§ **PROBLEM**: Images are to be left out when the records below are printed word for word.

[Website and app data records]
::::
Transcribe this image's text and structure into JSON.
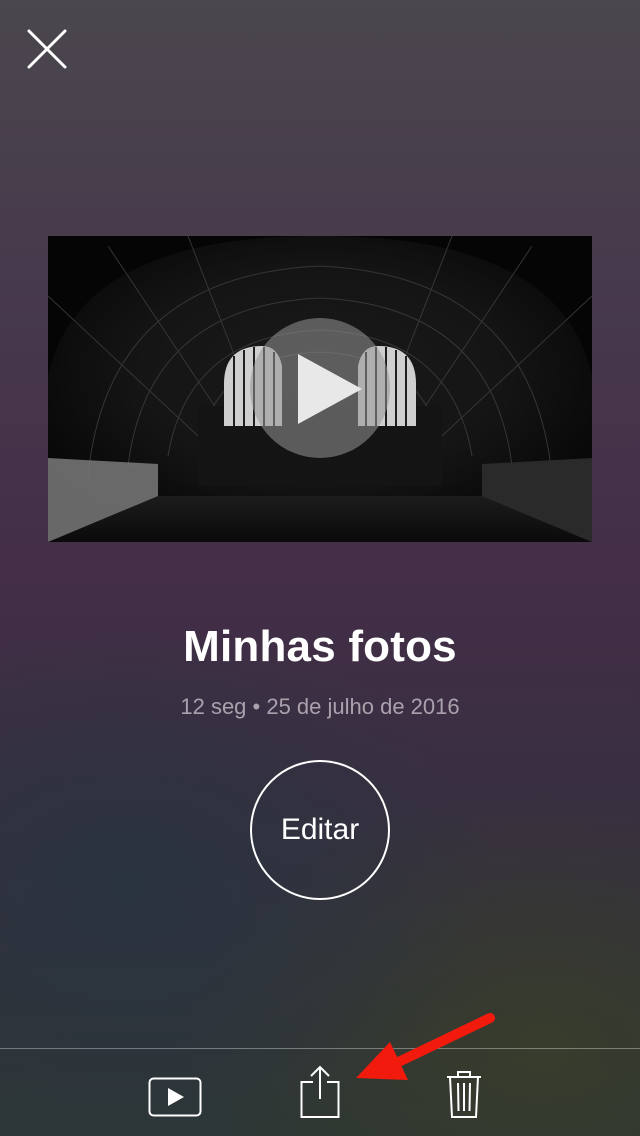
{
  "header": {
    "close_icon": "close-icon"
  },
  "video": {
    "thumbnail": "tunnel-arch-window",
    "play_icon": "play-icon"
  },
  "memory": {
    "title": "Minhas fotos",
    "meta": "12 seg • 25 de julho de 2016"
  },
  "actions": {
    "edit_label": "Editar"
  },
  "toolbar": {
    "items": [
      {
        "icon": "slideshow-play-icon"
      },
      {
        "icon": "share-icon"
      },
      {
        "icon": "trash-icon"
      }
    ]
  },
  "annotation": {
    "arrow_color": "#f21a0c",
    "points_to": "share-icon"
  },
  "colors": {
    "text_primary": "#ffffff",
    "text_secondary": "#a9a2ad"
  }
}
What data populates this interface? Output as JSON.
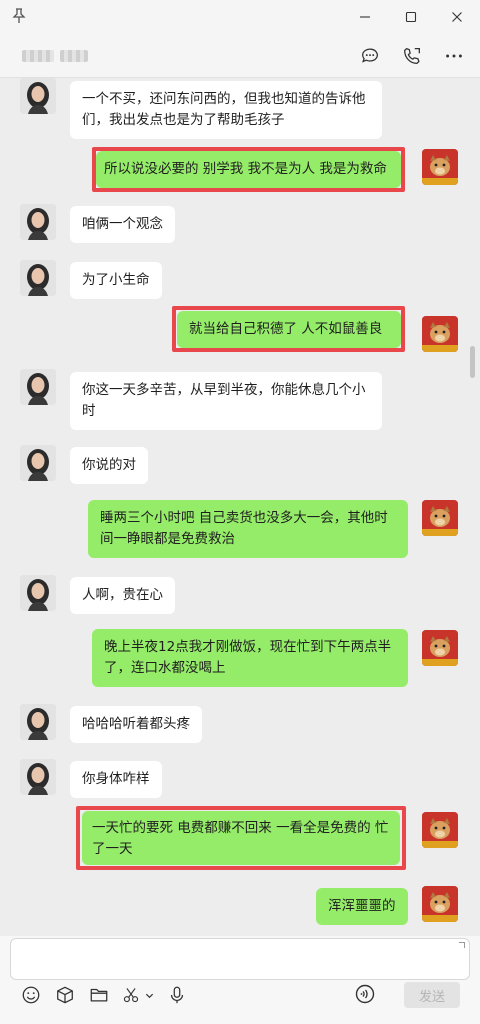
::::
§ **TASK OUTPUT**:
Transcribe this image's text and structure into JSON.
{
  "header": {
    "close_icon": "close-icon"
  },
  "video": {
    "thumbnail": "tunnel-arch-window",
    "play_icon": "play-icon"
  },
  "memory": {
    "title": "Minhas fotos",
    "meta": "12 seg • 25 de julho de 2016"
  },
  "actions": {
    "edit_label": "Editar"
  },
  "toolbar": {
    "items": [
      {
        "icon": "slideshow-play-icon"
      },
      {
        "icon": "share-icon"
      },
      {
        "icon": "trash-icon"
      }
    ]
  },
  "annotation": {
    "arrow_color": "#f21a0c",
    "points_to": "share-icon"
  },
  "colors": {
    "text_primary": "#ffffff",
    "text_secondary": "#a9a2ad"
  }
}
What data populates this interface? Output as JSON.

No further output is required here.